= Instructions to follow =
Output the whole listing exactly, with no pictures.
::: Provided data
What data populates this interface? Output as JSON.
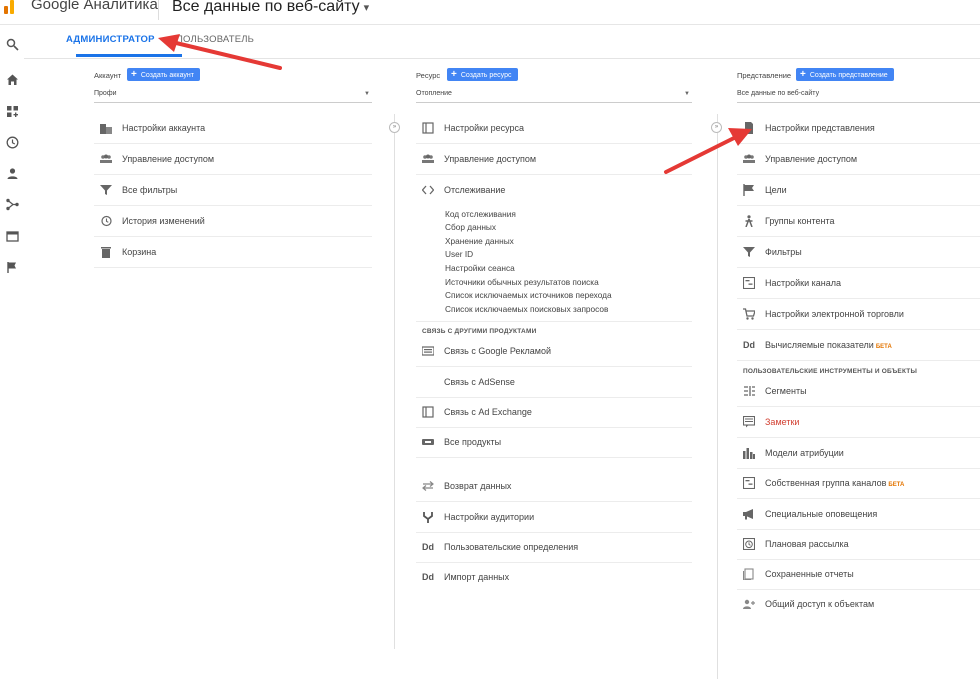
{
  "header": {
    "app_title": "Google Аналитика",
    "view_selector": "Все данные по веб-сайту"
  },
  "tabs": [
    {
      "label": "АДМИНИСТРАТОР",
      "active": true
    },
    {
      "label": "ПОЛЬЗОВАТЕЛЬ",
      "active": false
    }
  ],
  "account": {
    "heading": "Аккаунт",
    "create_label": "Создать аккаунт",
    "selected": "Профи",
    "items": [
      {
        "label": "Настройки аккаунта",
        "icon": "building-icon"
      },
      {
        "label": "Управление доступом",
        "icon": "people-icon"
      },
      {
        "label": "Все фильтры",
        "icon": "filter-icon"
      },
      {
        "label": "История изменений",
        "icon": "history-icon"
      },
      {
        "label": "Корзина",
        "icon": "trash-icon"
      }
    ]
  },
  "property": {
    "heading": "Ресурс",
    "create_label": "Создать ресурс",
    "selected": "Отопление",
    "items_top": [
      {
        "label": "Настройки ресурса",
        "icon": "window-icon"
      },
      {
        "label": "Управление доступом",
        "icon": "people-icon"
      },
      {
        "label": "Отслеживание",
        "icon": "code-icon"
      }
    ],
    "tracking_sub": [
      "Код отслеживания",
      "Сбор данных",
      "Хранение данных",
      "User ID",
      "Настройки сеанса",
      "Источники обычных результатов поиска",
      "Список исключаемых источников перехода",
      "Список исключаемых поисковых запросов"
    ],
    "links_section": "СВЯЗЬ С ДРУГИМИ ПРОДУКТАМИ",
    "items_links": [
      {
        "label": "Связь с Google Рекламой",
        "icon": "ads-icon"
      },
      {
        "label": "Связь с AdSense",
        "icon": ""
      },
      {
        "label": "Связь с Ad Exchange",
        "icon": "exchange-icon"
      },
      {
        "label": "Все продукты",
        "icon": "link-icon"
      }
    ],
    "items_bottom": [
      {
        "label": "Возврат данных",
        "icon": "return-icon"
      },
      {
        "label": "Настройки аудитории",
        "icon": "fork-icon"
      },
      {
        "label": "Пользовательские определения",
        "icon": "dd-icon"
      },
      {
        "label": "Импорт данных",
        "icon": "dd-icon"
      }
    ]
  },
  "view": {
    "heading": "Представление",
    "create_label": "Создать представление",
    "selected": "Все данные по веб-сайту",
    "items_top": [
      {
        "label": "Настройки представления",
        "icon": "document-icon"
      },
      {
        "label": "Управление доступом",
        "icon": "people-icon"
      },
      {
        "label": "Цели",
        "icon": "flag-icon"
      },
      {
        "label": "Группы контента",
        "icon": "person-walk-icon"
      },
      {
        "label": "Фильтры",
        "icon": "filter-icon"
      },
      {
        "label": "Настройки канала",
        "icon": "channel-icon"
      },
      {
        "label": "Настройки электронной торговли",
        "icon": "cart-icon"
      },
      {
        "label": "Вычисляемые показатели",
        "icon": "dd-icon",
        "badge": "БЕТА"
      }
    ],
    "tools_section": "ПОЛЬЗОВАТЕЛЬСКИЕ ИНСТРУМЕНТЫ И ОБЪЕКТЫ",
    "items_tools": [
      {
        "label": "Сегменты",
        "icon": "segments-icon"
      },
      {
        "label": "Заметки",
        "icon": "notes-icon"
      },
      {
        "label": "Модели атрибуции",
        "icon": "bars-icon"
      },
      {
        "label": "Собственная группа каналов",
        "icon": "channel-icon",
        "badge": "БЕТА"
      },
      {
        "label": "Специальные оповещения",
        "icon": "megaphone-icon"
      },
      {
        "label": "Плановая рассылка",
        "icon": "clock-icon"
      },
      {
        "label": "Сохраненные отчеты",
        "icon": "saved-icon"
      },
      {
        "label": "Общий доступ к объектам",
        "icon": "share-icon"
      }
    ]
  },
  "colors": {
    "accent": "#1a73e8",
    "button": "#4285f4",
    "annotation": "#e53935",
    "highlight_text": "#d23f31"
  }
}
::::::
= Exercise result =
What data populates this interface? Output as JSON.
{
  "header": {
    "app_title": "Google Аналитика",
    "view_selector": "Все данные по веб-сайту"
  },
  "tabs": [
    {
      "label": "АДМИНИСТРАТОР",
      "active": true
    },
    {
      "label": "ПОЛЬЗОВАТЕЛЬ",
      "active": false
    }
  ],
  "account": {
    "heading": "Аккаунт",
    "create_label": "Создать аккаунт",
    "selected": "Профи",
    "items": [
      {
        "label": "Настройки аккаунта",
        "icon": "building-icon"
      },
      {
        "label": "Управление доступом",
        "icon": "people-icon"
      },
      {
        "label": "Все фильтры",
        "icon": "filter-icon"
      },
      {
        "label": "История изменений",
        "icon": "history-icon"
      },
      {
        "label": "Корзина",
        "icon": "trash-icon"
      }
    ]
  },
  "property": {
    "heading": "Ресурс",
    "create_label": "Создать ресурс",
    "selected": "Отопление",
    "items_top": [
      {
        "label": "Настройки ресурса",
        "icon": "window-icon"
      },
      {
        "label": "Управление доступом",
        "icon": "people-icon"
      },
      {
        "label": "Отслеживание",
        "icon": "code-icon"
      }
    ],
    "tracking_sub": [
      "Код отслеживания",
      "Сбор данных",
      "Хранение данных",
      "User ID",
      "Настройки сеанса",
      "Источники обычных результатов поиска",
      "Список исключаемых источников перехода",
      "Список исключаемых поисковых запросов"
    ],
    "links_section": "СВЯЗЬ С ДРУГИМИ ПРОДУКТАМИ",
    "items_links": [
      {
        "label": "Связь с Google Рекламой",
        "icon": "ads-icon"
      },
      {
        "label": "Связь с AdSense",
        "icon": ""
      },
      {
        "label": "Связь с Ad Exchange",
        "icon": "exchange-icon"
      },
      {
        "label": "Все продукты",
        "icon": "link-icon"
      }
    ],
    "items_bottom": [
      {
        "label": "Возврат данных",
        "icon": "return-icon"
      },
      {
        "label": "Настройки аудитории",
        "icon": "fork-icon"
      },
      {
        "label": "Пользовательские определения",
        "icon": "dd-icon"
      },
      {
        "label": "Импорт данных",
        "icon": "dd-icon"
      }
    ]
  },
  "view": {
    "heading": "Представление",
    "create_label": "Создать представление",
    "selected": "Все данные по веб-сайту",
    "items_top": [
      {
        "label": "Настройки представления",
        "icon": "document-icon"
      },
      {
        "label": "Управление доступом",
        "icon": "people-icon"
      },
      {
        "label": "Цели",
        "icon": "flag-icon"
      },
      {
        "label": "Группы контента",
        "icon": "person-walk-icon"
      },
      {
        "label": "Фильтры",
        "icon": "filter-icon"
      },
      {
        "label": "Настройки канала",
        "icon": "channel-icon"
      },
      {
        "label": "Настройки электронной торговли",
        "icon": "cart-icon"
      },
      {
        "label": "Вычисляемые показатели",
        "icon": "dd-icon",
        "badge": "БЕТА"
      }
    ],
    "tools_section": "ПОЛЬЗОВАТЕЛЬСКИЕ ИНСТРУМЕНТЫ И ОБЪЕКТЫ",
    "items_tools": [
      {
        "label": "Сегменты",
        "icon": "segments-icon"
      },
      {
        "label": "Заметки",
        "icon": "notes-icon"
      },
      {
        "label": "Модели атрибуции",
        "icon": "bars-icon"
      },
      {
        "label": "Собственная группа каналов",
        "icon": "channel-icon",
        "badge": "БЕТА"
      },
      {
        "label": "Специальные оповещения",
        "icon": "megaphone-icon"
      },
      {
        "label": "Плановая рассылка",
        "icon": "clock-icon"
      },
      {
        "label": "Сохраненные отчеты",
        "icon": "saved-icon"
      },
      {
        "label": "Общий доступ к объектам",
        "icon": "share-icon"
      }
    ]
  },
  "colors": {
    "accent": "#1a73e8",
    "button": "#4285f4",
    "annotation": "#e53935",
    "highlight_text": "#d23f31"
  }
}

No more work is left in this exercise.